On 1st April in Brussels, Feeding the 5,000 and a coalition of European partner organisations will feed 5000 people in Brussels with a free lunch made entirely from food that would have been wasted. Campaigner Tristram Stuart wonders whether Europeans are making the best use of wasted food in terms of recovering and recycling its value.
Tristram Stuart is the founder of Feeding the 5,000 and author of Waste: Uncovering the Global Food Scandal. He is a BBC Food & Farming Awards Finalist 2014 (Feeding the 5000, The Gleaning Network, The Pig Idea), and a Sophie Prize winner, 2011.
At the event in Brussels, tonnes of green beans and other produce from as far away as Kenya will be given away for free to demonstrate the injustice of wasting food on this scale and what Europeans can do to stop this.
Some of the food on offer will have come from as far away as Africa. Farmers visited by the Feeding the 5000 team in Kenya are wasting 40% of the food they grow thanks to the unfair and unnecessary trading practices of European supermarkets whom they supply. One exporter outside Nairobi visited by the team, while working in partnership with UNEP, wastes at least 20 tonnes of edible produce every day. Worst of all, waste handlers collecting the unwanted produce are made to sign a contract guaranteeing that none of the “green waste” will be used to feed people, even though most of it is perfectly fit for consumption – and meanwhile millions go hungry on the other side of the depot’s perimeter. Typically the produce is wasted either because the European retailer has cancelled a forecast demand at the last minute, or because it has failed the ultra-fussy cosmetic standards of the retailers. Farmers incur the cost of this waste even though it has been caused by the policies of European supermarkets. A recently passed law in the UK, the Groceries Code Adjudicator Bill, ensures that UK supermarkets abusing their power in this way can be subject to public naming and shaming and ultimately fines of up to 1% of turnover (the equivalent of up to half a billion pounds). Measures to introduce similar regulation across Europe are under way and Feeding the 5000 will indicate that this would help to reduce waste by encouraging supermarkets to make more accurate forecasts, and avoid unfair trading practices.
Within Europe, much needs to be done to optimise the conditions for donating unsold food for charitable purposes. The parliament of the Brussels region recently voted to force supermarkets to donate unsold food rather than destroy it: should other countries follow suit? Or should we follow France and the US in offering companies a tax rebate on the value of donated food? At the least all countries that still impose VAT on food that is donated, presenting a clear barrier to food redistribution, should surely follow Poland and Belgium’s example and scrap VAT on food donations. Identifying best practice fiscal and food hygiene frameworks to encourage companies to donate food to charities rather than dump it will be one topic of debate at the conference held in the wake of the Feeding the 5000 event.

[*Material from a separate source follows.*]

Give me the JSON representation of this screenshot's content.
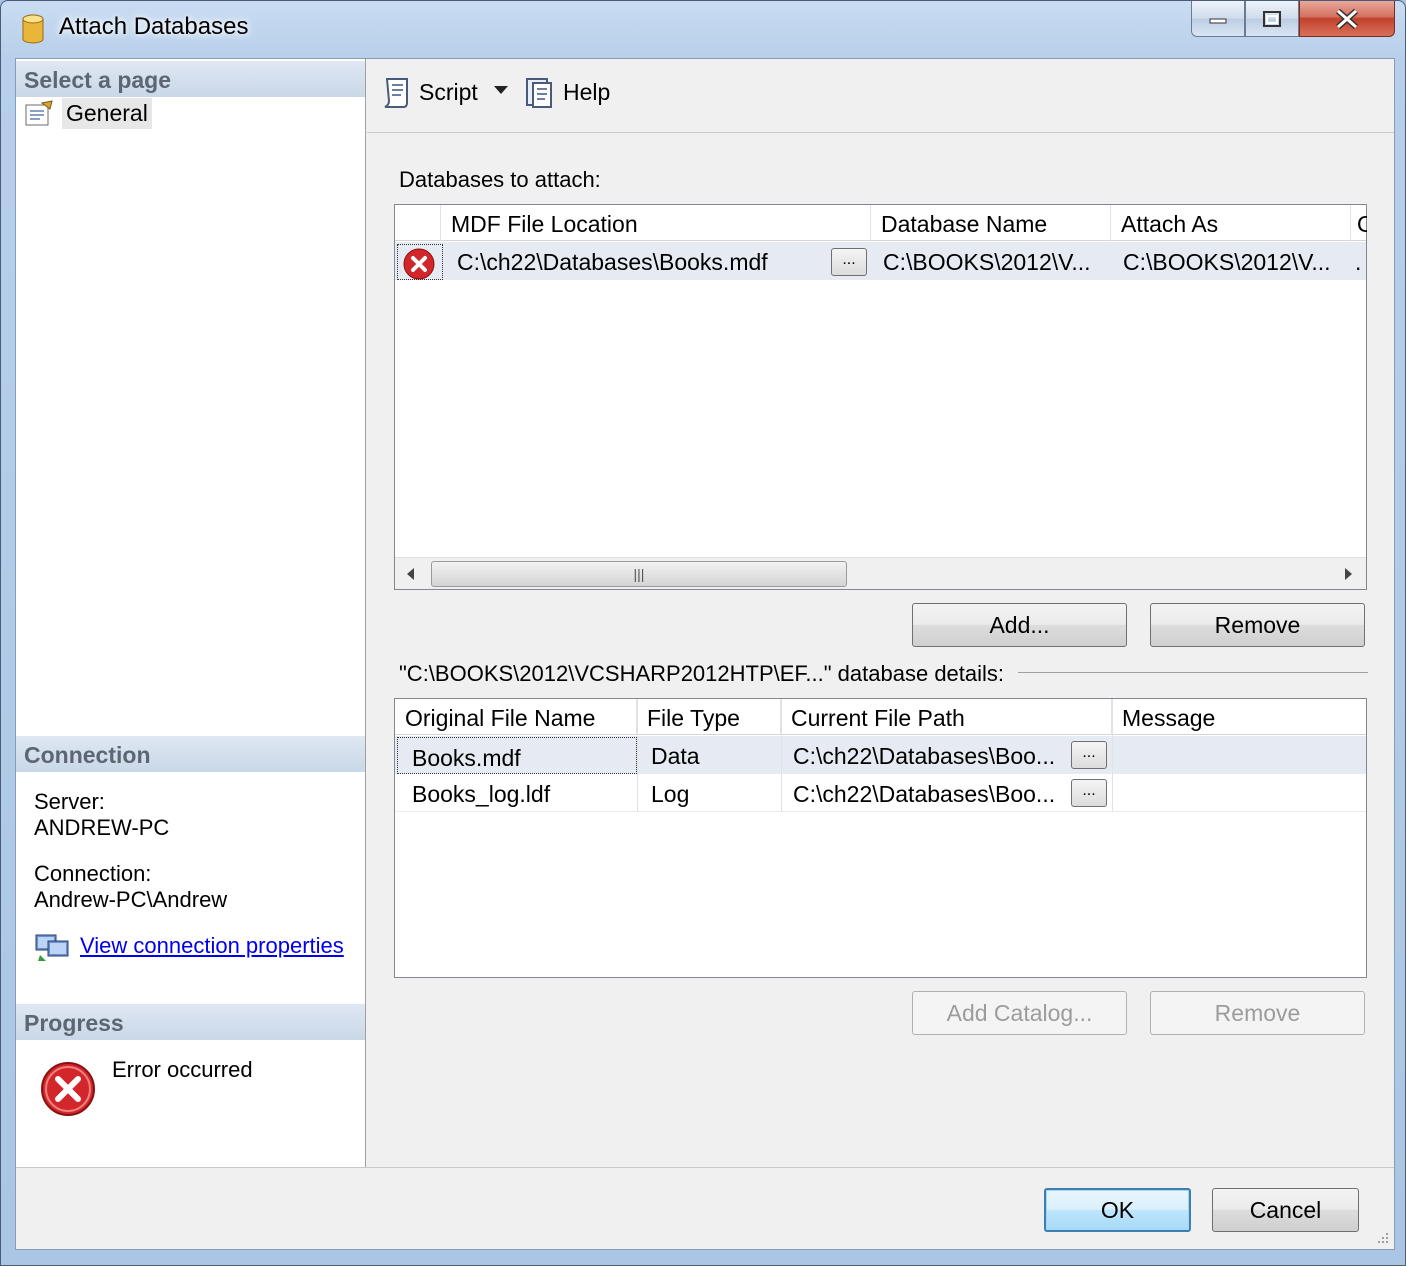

Meanwhile, when food waste does occur, are Europeans making the best use of it in terms of recovering and recycling its value? Forests are currently being destroyed to produce soy and other virgin crops that feed European livestock. Why don’t we use food waste that can’t be used for humans to feed our livestock instead? We should encourage the European initiatives underway to review the unnecessarily strict ban on feeding food waste containing animal by-products to pigs and chickens.